GINA Ferguson has lost four beloved family members in the space of two years and is now desperate for something to be done.
Gina, who breeds miniature fox-terriers, lost two of her beloved ‘stud males’ to a vicious attack from feral dogs two years ago and last Saturday her male Rottweiler was taken.
The feral dogs roam the scrub and National Park surrounding around her 25 acre Coomba Park property.
“They came right up here to the back patio and just tore them apart,” Gina recalls of the attack two years ago.
One of her females, Nee Nee, survived but still bears scars and has been “a nervous wreck” ever since. 12 months ago she lost yet another of her male fox-terriers to a similar attack but her concern has risen dramatically after the Rottweiler was taken.
“He was docile friendly thing, but a big strong dog and if they can take a Rottweiler they can take a child.”
Gina says her property on Coomba Road is in the centre of a hotspot for wild dogs, that she regularly sees roaming the area, including the nearby pre-school.
“Early in the morning and right on dusk you see them, you can’t mistake them, they’re big ugly ginger things. There’s more of them now, you can tell by their droppings because they’re full of feathers and bones and people have seen puppies running around.
“The pack’s getting bigger and they’re learning how to hunt.”
Gina’s neighbours Gloria and John Bennett, in their 70s, have also been affected.
“I used to go on my morning walk around our place but not anymore, I’m too scared,” Gloria said.
“I see their droppings everywhere and we’ve got a lot of long grass around. I have to go out and switch our water pump on and I’m nervous to even do that. I don’t want to feel like a prisoner in my own home.”
Gina said that an officer from the Gaming Council of NSW visited her following the initial attack two years ago and laid some traps and a spokesman for the Gaming Council expressed concern at the fresh reports when contacted last week.

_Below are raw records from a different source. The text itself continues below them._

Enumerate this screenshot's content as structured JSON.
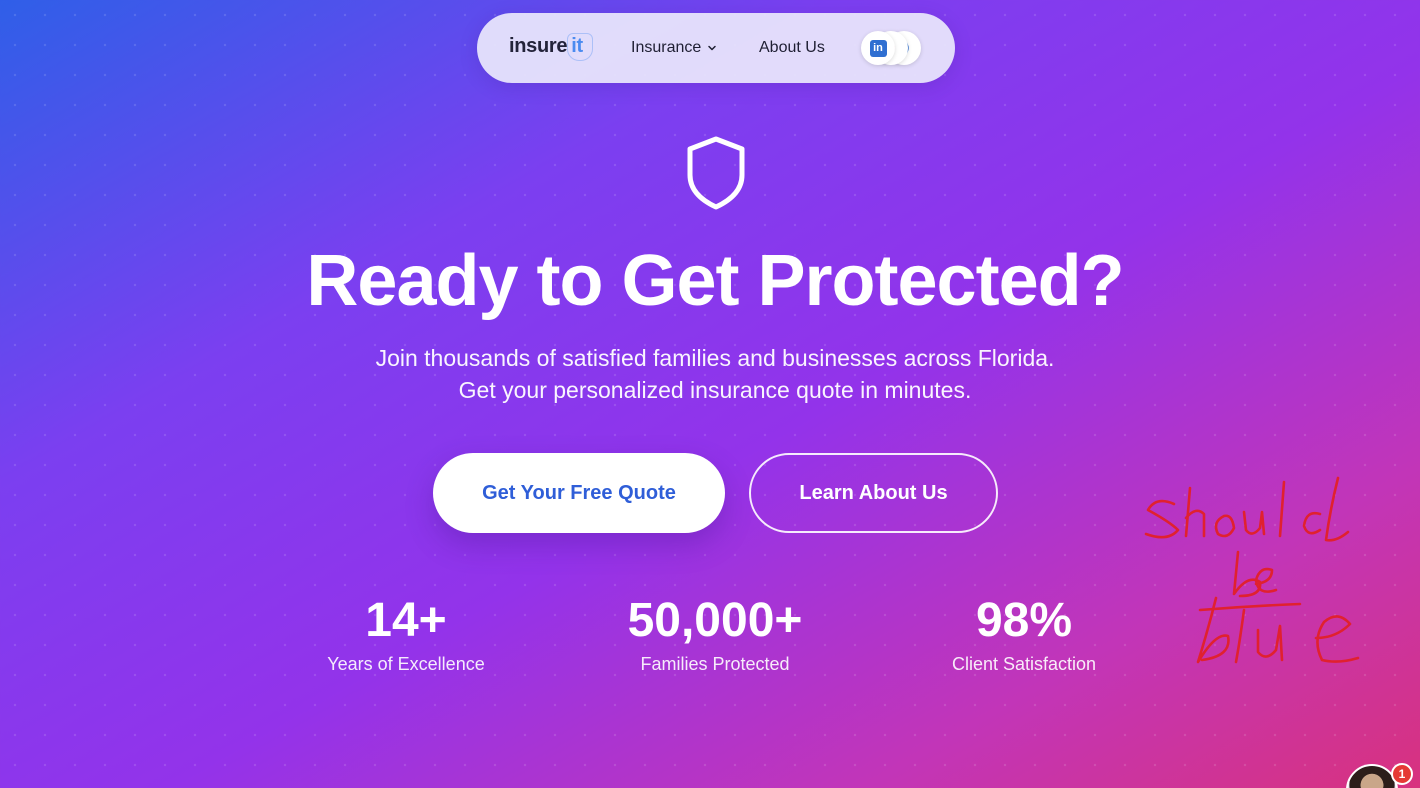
{
  "nav": {
    "logo_main": "insure",
    "logo_accent": "it",
    "insurance_label": "Insurance",
    "about_label": "About Us",
    "social_icons": [
      "linkedin-icon",
      "social-icon-2",
      "social-icon-3"
    ]
  },
  "hero": {
    "icon": "shield-icon",
    "title": "Ready to Get Protected?",
    "subtitle_line1": "Join thousands of satisfied families and businesses across Florida.",
    "subtitle_line2": "Get your personalized insurance quote in minutes.",
    "primary_button": "Get Your Free Quote",
    "secondary_button": "Learn About Us"
  },
  "stats": [
    {
      "value": "14+",
      "label": "Years of Excellence"
    },
    {
      "value": "50,000+",
      "label": "Families Protected"
    },
    {
      "value": "98%",
      "label": "Client Satisfaction"
    }
  ],
  "annotation": {
    "text": "should be blue",
    "color": "#e0212f"
  },
  "chat_widget": {
    "badge_count": "1"
  },
  "colors": {
    "primary_button_text": "#2f5ed8",
    "gradient_start": "#2f5fe8",
    "gradient_mid": "#9333ea",
    "gradient_end": "#d8327e"
  }
}
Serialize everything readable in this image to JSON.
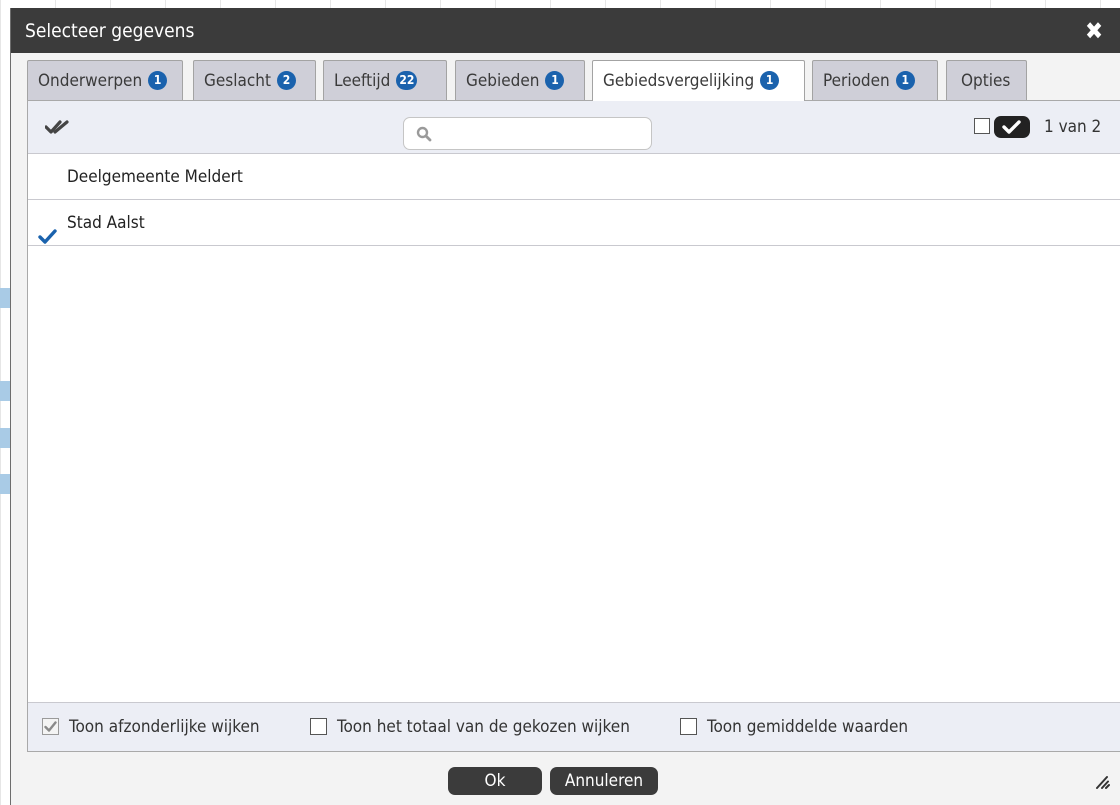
{
  "dialog": {
    "title": "Selecteer gegevens",
    "close_icon": "close-icon"
  },
  "tabs": [
    {
      "label": "Onderwerpen",
      "badge": "1"
    },
    {
      "label": "Geslacht",
      "badge": "2"
    },
    {
      "label": "Leeftijd",
      "badge": "22"
    },
    {
      "label": "Gebieden",
      "badge": "1"
    },
    {
      "label": "Gebiedsvergelijking",
      "badge": "1",
      "active": true
    },
    {
      "label": "Perioden",
      "badge": "1"
    },
    {
      "label": "Opties",
      "badge": ""
    }
  ],
  "toolbar": {
    "select_all_icon": "double-check-icon",
    "search_icon": "search-icon",
    "search_value": "",
    "search_placeholder": "",
    "count": "1 van 2"
  },
  "items": [
    {
      "label": "Deelgemeente Meldert",
      "selected": false
    },
    {
      "label": "Stad Aalst",
      "selected": true
    }
  ],
  "options": [
    {
      "label": "Toon afzonderlijke wijken",
      "checked": true
    },
    {
      "label": "Toon het totaal van de gekozen wijken",
      "checked": false
    },
    {
      "label": "Toon gemiddelde waarden",
      "checked": false
    }
  ],
  "buttons": {
    "ok": "Ok",
    "cancel": "Annuleren"
  },
  "colors": {
    "titlebar": "#3b3b3b",
    "badge": "#1a62ad",
    "check": "#1a62ad"
  }
}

“Game Council NSW was extremely concerned to hear about this incident, and has immediately referred it to the responsible authorities for further action,” the spokesman said. “The principal authority in this situation, as it involves a private property, is the local Livestock Health and Pest Authority (LHPA). However, as the property also borders a National Park, Game Council has also alerted the land manager, Office of Environment and Heritage.” Ranger for the LHPA Mid Coast region Laurie Mullen visited Gina on Monday to look at her options. “This is breeding season for wild dogs and that can make them quite aggressive,” Laurie said. “We’re getting towards the end of that season now and we’re looking at a group baiting program.” The baiting program will require the blessing of several adjoining land holders. “I can see up to 25 neighbours in that area that would need to be notified and give permission before we can lay out baits, but once we’ve gone through those processes we can go ahead with the program to tackle what can be a serious problem.” Area Manager for the Great Lakes National Parks and Wildlife Service (NPWS), Stephen Smith was unaware of any attacks but said NPWS would happily participate in a cooperative program to address the issue “This is the first we’ve heard of any attacks, but it is a concern. We are basically in the same position as private landowners when it comes to feral animals and would happily participate with other landholders in any cooperative effort to tackle this problem.” Gina was more at ease following the visit and hopes that the problem can be tackled quickly. “I just don’t want to see a situation where we are mourning the loss of a child because the problem couldn’t be fixed.”